Task inputs START
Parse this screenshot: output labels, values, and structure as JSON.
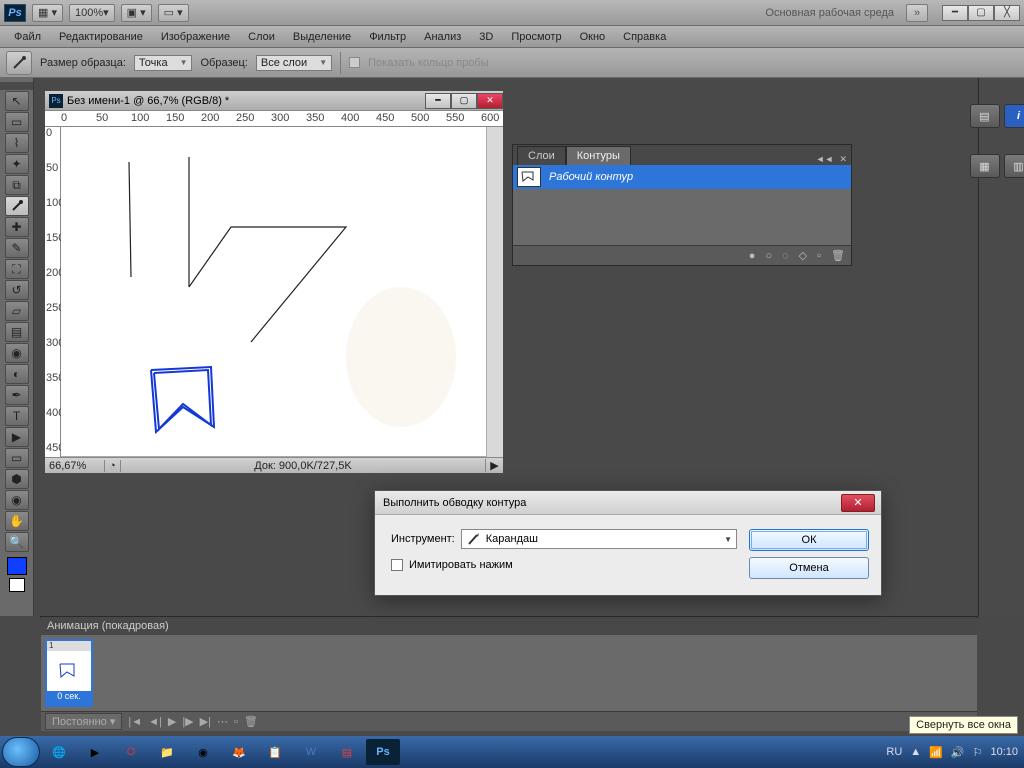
{
  "appbar": {
    "logo": "Ps",
    "zoom": "100%",
    "workspace_label": "Основная рабочая среда",
    "workspace_chevrons": "»"
  },
  "menubar": [
    "Файл",
    "Редактирование",
    "Изображение",
    "Слои",
    "Выделение",
    "Фильтр",
    "Анализ",
    "3D",
    "Просмотр",
    "Окно",
    "Справка"
  ],
  "optbar": {
    "label_size": "Размер образца:",
    "size_value": "Точка",
    "label_sample": "Образец:",
    "sample_value": "Все слои",
    "ring_label": "Показать кольцо пробы"
  },
  "doc": {
    "title": "Без имени-1 @ 66,7% (RGB/8) *",
    "ruler_marks": [
      "0",
      "50",
      "100",
      "150",
      "200",
      "250",
      "300",
      "350",
      "400",
      "450",
      "500",
      "550",
      "600"
    ],
    "vruler_marks": [
      "0",
      "50",
      "100",
      "150",
      "200",
      "250",
      "300",
      "350",
      "400",
      "450"
    ],
    "zoom": "66,67%",
    "docinfo": "Док: 900,0K/727,5K"
  },
  "paths_panel": {
    "tab_layers": "Слои",
    "tab_paths": "Контуры",
    "work_path": "Рабочий контур"
  },
  "dialog": {
    "title": "Выполнить обводку контура",
    "tool_label": "Инструмент:",
    "tool_value": "Карандаш",
    "simulate_label": "Имитировать нажим",
    "ok": "ОК",
    "cancel": "Отмена"
  },
  "animation": {
    "title": "Анимация (покадровая)",
    "frame_num": "1",
    "frame_time": "0 сек.",
    "loop": "Постоянно"
  },
  "tooltip": "Свернуть все окна",
  "tray": {
    "lang": "RU",
    "time": "10:10"
  },
  "right_info": "i"
}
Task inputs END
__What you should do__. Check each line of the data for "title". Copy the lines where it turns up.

__Output of the task__.
    "title": "Без имени-1 @ 66,7% (RGB/8) *",
    "title": "Выполнить обводку контура",
    "title": "Анимация (покадровая)",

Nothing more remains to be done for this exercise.